SUPPLIED DATA:
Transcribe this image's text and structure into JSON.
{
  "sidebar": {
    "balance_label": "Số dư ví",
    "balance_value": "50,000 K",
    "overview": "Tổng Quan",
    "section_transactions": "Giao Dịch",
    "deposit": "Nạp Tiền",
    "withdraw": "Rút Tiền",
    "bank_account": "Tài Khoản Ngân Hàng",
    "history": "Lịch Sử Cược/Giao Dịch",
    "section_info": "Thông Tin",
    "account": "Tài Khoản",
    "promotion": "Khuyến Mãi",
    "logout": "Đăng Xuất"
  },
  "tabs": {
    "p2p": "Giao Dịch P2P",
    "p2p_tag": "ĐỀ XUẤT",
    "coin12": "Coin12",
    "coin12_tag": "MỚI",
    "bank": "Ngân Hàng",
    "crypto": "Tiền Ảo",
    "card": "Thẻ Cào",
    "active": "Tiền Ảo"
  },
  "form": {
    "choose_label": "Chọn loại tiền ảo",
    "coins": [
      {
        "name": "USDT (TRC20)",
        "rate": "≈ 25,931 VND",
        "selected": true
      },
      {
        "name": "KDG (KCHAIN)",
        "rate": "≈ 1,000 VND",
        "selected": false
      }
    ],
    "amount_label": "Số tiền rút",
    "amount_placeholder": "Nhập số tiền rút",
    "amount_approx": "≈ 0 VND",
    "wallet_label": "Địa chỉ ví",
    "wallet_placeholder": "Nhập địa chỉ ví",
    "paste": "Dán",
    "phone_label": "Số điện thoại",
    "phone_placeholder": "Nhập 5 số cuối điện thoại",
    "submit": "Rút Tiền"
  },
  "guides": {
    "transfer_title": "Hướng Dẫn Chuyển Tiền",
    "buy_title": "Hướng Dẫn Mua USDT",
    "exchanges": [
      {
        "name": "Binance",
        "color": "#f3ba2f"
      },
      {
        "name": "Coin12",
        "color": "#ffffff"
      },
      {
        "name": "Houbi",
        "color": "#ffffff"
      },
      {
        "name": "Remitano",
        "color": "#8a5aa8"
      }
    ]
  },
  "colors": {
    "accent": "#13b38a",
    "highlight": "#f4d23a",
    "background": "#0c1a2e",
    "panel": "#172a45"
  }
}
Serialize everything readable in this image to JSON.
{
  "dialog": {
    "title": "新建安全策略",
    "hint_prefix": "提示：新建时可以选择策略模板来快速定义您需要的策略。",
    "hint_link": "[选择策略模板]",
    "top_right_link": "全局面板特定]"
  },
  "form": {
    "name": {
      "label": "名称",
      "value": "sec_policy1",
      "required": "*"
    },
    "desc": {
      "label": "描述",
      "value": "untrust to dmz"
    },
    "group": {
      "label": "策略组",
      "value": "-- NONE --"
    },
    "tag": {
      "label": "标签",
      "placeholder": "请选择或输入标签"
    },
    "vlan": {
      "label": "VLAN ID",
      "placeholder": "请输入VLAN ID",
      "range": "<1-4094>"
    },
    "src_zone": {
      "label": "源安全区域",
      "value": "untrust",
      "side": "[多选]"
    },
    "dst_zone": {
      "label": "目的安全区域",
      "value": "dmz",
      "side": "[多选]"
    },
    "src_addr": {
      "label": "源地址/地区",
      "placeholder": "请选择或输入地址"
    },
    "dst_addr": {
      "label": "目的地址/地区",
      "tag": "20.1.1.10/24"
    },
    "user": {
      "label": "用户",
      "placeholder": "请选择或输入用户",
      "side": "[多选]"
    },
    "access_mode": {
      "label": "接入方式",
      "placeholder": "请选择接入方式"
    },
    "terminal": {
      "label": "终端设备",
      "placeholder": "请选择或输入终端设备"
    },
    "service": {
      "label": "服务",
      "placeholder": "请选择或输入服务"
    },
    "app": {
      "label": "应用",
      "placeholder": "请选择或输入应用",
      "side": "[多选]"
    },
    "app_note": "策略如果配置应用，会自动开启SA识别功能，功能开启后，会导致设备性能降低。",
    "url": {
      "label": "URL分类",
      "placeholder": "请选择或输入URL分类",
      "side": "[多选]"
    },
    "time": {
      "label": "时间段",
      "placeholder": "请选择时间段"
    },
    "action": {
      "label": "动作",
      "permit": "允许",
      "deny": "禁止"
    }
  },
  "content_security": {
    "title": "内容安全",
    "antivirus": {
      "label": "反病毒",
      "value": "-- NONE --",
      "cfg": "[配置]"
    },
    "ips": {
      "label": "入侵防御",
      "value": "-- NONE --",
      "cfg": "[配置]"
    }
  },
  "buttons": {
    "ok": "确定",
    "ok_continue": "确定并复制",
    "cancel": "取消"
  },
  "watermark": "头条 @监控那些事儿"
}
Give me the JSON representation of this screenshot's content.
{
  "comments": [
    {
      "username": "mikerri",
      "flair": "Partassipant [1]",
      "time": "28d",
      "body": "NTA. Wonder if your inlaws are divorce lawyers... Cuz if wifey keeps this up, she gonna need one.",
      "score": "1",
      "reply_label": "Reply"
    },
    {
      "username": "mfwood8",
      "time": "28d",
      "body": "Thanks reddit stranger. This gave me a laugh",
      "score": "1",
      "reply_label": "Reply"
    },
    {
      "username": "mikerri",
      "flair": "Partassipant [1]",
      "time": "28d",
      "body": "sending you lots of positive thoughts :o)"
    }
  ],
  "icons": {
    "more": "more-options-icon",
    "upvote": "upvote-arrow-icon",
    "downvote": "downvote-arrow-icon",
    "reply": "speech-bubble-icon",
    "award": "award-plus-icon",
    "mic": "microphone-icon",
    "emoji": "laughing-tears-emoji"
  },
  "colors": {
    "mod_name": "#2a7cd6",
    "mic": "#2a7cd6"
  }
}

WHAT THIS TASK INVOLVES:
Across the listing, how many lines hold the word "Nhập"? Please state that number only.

WRITTEN ANSWER:
3